Wow, we are going a little long, next week we will talk with JR about mosquitos and other bugs, the best time to visit Puerto Vallarta and everything you need to know about arriving at the airport, what to expect when you arrive at the Puerto Vallarta Airport and Lastly, we will get you from the airport to your hotel safely. Just join us and let us be your guides.
Until then, remember, this is an interactive show where I depend on your questions and suggestions about all things Puerto Vallarta. If you think of something I should be talking about, please reach out to me by clicking on the Contact us tab and sending us your message.
And remember, if you are considering booking any type of tour while you are in Puerto Vallarta, you must go to Vallartainfo.com, JR’s website and reserve your tour through him, right from his website. Remember the value for value proposition. His experience and on the ground knowledge of everything Puerto Vallarta in exchange for your making a purchase of a tour that you would do anyway, you’re just doing it through him as a way of saying thank you. It costs no more than if you were to use someone else so do it. Really. And when you do take one of these tours, email me about your experiences. Maybe you can come onboard and share with others what you liked or didn’t like about the tour. Again contact me by clicking on the Contact us tab and sending off a message.
Next week we will get right into how to prepare for and what to expect when you arrive in Puerto Vallarta for your dream vacation.
And one more favor please, if you like this podcast, please take the time and subscribe and give me a good review on iTunes if you would. It would be so appreciated if you would just take the extra time to do that for me. That way we can get the word out to more and more people about the magic of this place.

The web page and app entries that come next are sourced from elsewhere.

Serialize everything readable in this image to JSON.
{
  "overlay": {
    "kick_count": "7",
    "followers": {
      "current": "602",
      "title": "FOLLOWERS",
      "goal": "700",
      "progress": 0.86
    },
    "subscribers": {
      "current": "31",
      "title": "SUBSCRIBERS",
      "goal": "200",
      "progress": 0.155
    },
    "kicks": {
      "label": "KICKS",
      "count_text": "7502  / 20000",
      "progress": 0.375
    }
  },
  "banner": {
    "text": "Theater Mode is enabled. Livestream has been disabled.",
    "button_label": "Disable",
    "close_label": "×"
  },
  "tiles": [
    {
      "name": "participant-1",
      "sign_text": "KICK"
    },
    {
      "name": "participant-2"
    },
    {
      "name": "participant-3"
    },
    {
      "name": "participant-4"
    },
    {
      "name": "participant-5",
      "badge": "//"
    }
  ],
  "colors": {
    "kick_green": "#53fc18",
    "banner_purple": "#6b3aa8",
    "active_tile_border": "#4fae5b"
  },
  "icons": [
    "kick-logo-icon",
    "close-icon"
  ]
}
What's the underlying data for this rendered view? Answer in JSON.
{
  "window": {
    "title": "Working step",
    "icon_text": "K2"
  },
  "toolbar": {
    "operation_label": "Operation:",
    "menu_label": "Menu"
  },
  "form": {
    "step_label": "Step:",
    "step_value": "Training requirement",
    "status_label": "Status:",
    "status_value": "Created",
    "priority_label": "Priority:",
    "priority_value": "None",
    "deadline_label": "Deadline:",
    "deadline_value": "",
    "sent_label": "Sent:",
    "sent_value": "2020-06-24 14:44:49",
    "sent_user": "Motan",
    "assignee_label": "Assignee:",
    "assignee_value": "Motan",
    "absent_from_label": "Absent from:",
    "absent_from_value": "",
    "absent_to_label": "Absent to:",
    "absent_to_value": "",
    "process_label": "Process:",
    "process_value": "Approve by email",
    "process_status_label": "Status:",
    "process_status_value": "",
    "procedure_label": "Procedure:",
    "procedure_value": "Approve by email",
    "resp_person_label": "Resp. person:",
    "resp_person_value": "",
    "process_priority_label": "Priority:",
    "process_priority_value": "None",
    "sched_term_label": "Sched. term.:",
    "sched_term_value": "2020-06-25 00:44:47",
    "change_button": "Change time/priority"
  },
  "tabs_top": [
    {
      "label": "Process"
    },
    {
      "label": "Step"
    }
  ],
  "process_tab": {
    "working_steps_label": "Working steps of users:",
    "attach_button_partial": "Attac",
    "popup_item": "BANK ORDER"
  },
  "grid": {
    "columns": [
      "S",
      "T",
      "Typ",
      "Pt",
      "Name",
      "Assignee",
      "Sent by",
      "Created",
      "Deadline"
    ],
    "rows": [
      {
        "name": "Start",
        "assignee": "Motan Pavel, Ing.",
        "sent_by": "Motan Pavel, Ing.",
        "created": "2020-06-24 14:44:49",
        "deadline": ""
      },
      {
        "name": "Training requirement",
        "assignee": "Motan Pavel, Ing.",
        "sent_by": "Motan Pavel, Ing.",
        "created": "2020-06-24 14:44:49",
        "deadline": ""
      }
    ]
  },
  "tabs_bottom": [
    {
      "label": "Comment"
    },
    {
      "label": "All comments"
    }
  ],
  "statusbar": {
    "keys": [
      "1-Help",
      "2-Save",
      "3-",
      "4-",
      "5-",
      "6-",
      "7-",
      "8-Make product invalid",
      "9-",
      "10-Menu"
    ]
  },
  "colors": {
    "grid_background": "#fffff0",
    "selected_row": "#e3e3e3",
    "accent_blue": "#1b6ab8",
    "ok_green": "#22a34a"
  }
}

So, thanks to you for listening all the way through this episode of the Puerto Vallarta Travel Show. This is Barry Kessler signing off with a wish for you all to slow down, be kind and live the Vallarta lifestyle. Nos Vemos amigos!